Rajasthan Chief Minister Ashok Gehlot on Tuesday issued orders for the state wetland authority to be made operational at the earliest in the wake of death of over 17,000 migratory birds in and around the Sambhar Lake, which is the country's largest inland water saltwater lake near Jaipur. The state wetland authority is the top body to preserve and protect all wetlands in the state including the Sambhar Lake.
As many as 17,981 birds have been found dead near the lake, since the incident came to light eleven days ago. Over 600 birds, including 32 migratory species of birds like Shoveller, Teal, Plover, Mallard
have been rescued and given treatment at the rescue centres.
The government is awaiting a detailed analysis of the dead birds from the Indian Veterinary Research Institute as well as a report from a southern India laboratory on the water's heavy metal toxicity.

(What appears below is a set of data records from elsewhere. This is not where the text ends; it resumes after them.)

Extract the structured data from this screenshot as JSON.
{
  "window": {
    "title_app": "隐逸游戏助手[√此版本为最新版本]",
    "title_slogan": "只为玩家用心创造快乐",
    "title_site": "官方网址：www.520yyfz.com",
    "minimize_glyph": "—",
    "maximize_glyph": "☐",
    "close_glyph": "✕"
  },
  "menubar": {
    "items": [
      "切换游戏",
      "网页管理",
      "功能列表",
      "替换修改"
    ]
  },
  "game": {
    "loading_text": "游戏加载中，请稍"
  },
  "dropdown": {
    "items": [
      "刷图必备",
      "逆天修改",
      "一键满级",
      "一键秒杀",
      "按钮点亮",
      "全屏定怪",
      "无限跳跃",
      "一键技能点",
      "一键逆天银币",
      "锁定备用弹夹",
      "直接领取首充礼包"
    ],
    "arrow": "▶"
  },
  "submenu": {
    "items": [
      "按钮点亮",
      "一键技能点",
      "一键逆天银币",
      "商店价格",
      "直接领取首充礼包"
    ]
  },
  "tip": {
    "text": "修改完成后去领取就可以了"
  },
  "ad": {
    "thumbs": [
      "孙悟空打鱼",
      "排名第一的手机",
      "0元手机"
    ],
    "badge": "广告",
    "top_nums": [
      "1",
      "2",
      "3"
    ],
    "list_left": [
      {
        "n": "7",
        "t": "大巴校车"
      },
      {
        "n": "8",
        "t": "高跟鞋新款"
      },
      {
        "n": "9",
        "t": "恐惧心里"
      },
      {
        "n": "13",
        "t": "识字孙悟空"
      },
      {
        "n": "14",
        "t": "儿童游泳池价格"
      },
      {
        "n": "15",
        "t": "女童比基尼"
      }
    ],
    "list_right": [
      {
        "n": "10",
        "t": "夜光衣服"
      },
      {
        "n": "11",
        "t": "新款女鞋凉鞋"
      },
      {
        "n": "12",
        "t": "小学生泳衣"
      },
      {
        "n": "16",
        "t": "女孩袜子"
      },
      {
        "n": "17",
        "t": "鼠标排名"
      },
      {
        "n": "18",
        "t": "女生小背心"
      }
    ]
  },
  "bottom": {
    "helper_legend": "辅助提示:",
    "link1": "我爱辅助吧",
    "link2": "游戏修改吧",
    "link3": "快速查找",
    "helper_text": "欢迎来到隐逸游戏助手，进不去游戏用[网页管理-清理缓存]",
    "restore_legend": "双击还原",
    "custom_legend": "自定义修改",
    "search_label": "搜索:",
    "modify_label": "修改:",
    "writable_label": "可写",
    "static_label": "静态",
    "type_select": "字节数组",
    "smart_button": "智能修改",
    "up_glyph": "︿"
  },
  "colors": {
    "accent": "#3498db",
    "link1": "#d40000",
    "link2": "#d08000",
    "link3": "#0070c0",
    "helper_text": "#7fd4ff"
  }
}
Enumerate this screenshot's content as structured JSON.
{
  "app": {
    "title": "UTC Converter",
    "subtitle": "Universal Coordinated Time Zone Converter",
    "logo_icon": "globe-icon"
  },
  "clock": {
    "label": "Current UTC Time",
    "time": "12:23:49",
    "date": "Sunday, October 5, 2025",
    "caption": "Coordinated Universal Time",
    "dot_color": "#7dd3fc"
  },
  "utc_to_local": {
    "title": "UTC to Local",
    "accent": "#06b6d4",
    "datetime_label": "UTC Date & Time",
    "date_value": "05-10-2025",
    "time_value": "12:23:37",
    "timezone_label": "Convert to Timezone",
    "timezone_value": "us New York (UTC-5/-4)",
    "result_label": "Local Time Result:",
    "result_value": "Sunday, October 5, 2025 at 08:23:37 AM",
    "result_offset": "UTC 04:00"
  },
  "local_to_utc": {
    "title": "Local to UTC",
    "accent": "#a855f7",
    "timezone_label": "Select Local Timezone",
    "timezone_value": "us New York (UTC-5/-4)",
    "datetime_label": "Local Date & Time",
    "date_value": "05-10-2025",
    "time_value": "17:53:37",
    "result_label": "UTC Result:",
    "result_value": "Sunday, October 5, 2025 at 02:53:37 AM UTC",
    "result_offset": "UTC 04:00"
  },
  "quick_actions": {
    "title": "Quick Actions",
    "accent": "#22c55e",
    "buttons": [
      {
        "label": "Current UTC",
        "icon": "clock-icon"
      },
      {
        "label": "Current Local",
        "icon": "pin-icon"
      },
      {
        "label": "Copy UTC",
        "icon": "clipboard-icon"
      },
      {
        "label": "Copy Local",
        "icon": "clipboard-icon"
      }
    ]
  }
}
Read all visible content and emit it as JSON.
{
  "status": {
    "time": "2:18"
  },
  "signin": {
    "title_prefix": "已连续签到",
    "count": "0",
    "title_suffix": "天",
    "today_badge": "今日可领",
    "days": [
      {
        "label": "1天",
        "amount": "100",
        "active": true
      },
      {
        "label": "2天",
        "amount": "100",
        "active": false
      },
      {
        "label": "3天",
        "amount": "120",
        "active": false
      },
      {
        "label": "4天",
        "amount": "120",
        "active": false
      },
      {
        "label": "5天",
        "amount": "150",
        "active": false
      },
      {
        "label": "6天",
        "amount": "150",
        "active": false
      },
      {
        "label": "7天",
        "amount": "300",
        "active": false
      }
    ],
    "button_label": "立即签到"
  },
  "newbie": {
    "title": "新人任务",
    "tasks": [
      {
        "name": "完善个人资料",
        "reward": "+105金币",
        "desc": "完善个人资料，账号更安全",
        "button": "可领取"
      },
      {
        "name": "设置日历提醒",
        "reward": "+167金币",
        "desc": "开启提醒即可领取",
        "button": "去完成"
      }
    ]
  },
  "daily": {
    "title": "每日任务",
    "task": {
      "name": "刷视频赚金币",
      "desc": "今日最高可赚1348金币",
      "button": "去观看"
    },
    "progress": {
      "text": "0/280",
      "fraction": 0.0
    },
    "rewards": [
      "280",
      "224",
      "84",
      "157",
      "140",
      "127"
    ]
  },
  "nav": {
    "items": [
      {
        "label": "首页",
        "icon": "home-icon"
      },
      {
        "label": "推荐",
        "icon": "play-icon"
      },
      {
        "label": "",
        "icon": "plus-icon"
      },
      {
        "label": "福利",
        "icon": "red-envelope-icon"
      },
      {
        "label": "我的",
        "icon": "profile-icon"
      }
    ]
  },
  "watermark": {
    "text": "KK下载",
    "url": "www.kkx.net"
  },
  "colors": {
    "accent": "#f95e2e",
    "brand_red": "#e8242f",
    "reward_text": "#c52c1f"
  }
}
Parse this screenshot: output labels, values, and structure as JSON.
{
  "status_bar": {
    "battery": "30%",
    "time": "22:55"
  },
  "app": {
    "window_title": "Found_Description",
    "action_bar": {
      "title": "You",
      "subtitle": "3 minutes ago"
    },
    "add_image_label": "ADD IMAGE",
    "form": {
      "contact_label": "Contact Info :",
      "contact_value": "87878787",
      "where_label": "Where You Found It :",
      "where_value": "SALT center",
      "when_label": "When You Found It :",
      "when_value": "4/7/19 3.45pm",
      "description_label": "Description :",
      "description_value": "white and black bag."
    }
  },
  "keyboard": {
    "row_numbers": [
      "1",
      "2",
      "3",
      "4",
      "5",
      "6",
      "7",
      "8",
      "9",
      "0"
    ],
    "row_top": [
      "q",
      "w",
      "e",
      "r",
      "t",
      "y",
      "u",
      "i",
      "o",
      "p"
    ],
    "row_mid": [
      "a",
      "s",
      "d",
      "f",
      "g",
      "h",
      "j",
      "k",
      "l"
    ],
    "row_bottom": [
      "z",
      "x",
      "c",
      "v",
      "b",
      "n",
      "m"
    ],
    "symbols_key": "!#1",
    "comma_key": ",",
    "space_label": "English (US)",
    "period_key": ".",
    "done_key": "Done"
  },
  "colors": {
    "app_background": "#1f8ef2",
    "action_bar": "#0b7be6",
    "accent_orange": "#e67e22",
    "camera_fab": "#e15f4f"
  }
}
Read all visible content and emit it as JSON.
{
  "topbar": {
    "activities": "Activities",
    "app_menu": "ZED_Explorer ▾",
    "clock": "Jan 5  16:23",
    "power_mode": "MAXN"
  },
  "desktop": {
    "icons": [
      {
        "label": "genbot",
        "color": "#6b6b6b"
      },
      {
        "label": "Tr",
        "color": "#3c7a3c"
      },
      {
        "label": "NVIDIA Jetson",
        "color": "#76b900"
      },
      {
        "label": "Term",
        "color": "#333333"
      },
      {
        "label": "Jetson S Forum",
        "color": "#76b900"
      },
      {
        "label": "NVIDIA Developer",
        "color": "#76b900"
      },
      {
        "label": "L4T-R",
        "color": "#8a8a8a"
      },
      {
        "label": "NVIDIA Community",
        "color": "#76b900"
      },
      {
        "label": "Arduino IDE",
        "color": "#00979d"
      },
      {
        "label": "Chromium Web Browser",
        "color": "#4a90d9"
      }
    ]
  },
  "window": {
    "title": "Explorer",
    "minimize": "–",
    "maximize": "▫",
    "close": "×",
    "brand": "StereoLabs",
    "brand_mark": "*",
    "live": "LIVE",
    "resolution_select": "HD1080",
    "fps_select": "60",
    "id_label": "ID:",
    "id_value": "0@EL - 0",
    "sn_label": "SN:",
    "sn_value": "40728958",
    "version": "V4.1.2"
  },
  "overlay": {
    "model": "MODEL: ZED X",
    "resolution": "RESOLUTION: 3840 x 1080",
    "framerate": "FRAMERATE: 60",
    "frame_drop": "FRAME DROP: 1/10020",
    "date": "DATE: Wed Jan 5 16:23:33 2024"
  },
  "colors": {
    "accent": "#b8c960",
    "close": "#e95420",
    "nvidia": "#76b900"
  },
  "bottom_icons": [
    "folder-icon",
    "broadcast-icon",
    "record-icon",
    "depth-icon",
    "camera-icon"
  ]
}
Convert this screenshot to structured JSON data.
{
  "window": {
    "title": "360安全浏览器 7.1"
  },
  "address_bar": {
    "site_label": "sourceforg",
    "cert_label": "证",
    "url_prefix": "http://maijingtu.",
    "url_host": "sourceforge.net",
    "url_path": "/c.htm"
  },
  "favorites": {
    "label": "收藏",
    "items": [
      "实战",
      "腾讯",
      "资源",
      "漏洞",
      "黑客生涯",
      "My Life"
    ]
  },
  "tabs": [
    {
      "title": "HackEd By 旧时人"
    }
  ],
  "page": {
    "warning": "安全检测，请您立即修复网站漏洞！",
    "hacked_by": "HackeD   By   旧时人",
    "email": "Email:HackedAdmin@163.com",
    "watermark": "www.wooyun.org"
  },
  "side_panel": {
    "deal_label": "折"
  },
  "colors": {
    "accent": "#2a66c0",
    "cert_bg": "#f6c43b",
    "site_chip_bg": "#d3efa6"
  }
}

Initial tests conducted on the dead birds have suggested Avian botulism -- a naturally occurring neurotoxin which is passed onto waterbirds through infected bugs -- as the likely cause. While Avian botulism causes paralysis or death on birds, it is not contagious to humans.
"Veterinary experts from the Rajasthan University of Veterinary and Animal Sciences have indicated that the deaths occurred due to botulism," the state forest department's principal secretary, Sreya Guha, was quoted as saying by news agency AFP.
Officials suspect the birds had been feeding on maggot-infested carcasses, contributing to their death.
Twenty teams of over 100 veterinarians and nursing staff to save the birds in Sambhar Lake region in Jaipur district. they are being assisted by a team of about 100 employees of the Forest Department, teams of State Disaster Response Force and several voluntary organisations are also on the ground taking part in the rescue operations.
The officials pointed out that after proper disposal of carcasses, and rescue works, the number of deaths has declined considerably
The region around Sambhar Lake, like several other big and small water bodies around India, is an important destination for thousands of domestic and international migratory birds every winter.
Bird watchers in the region fear the final toll and impact of the botulism infection will be significantly higher because of the size of the lake ecosystem, local media reports said.
With inputs from AFP and PTI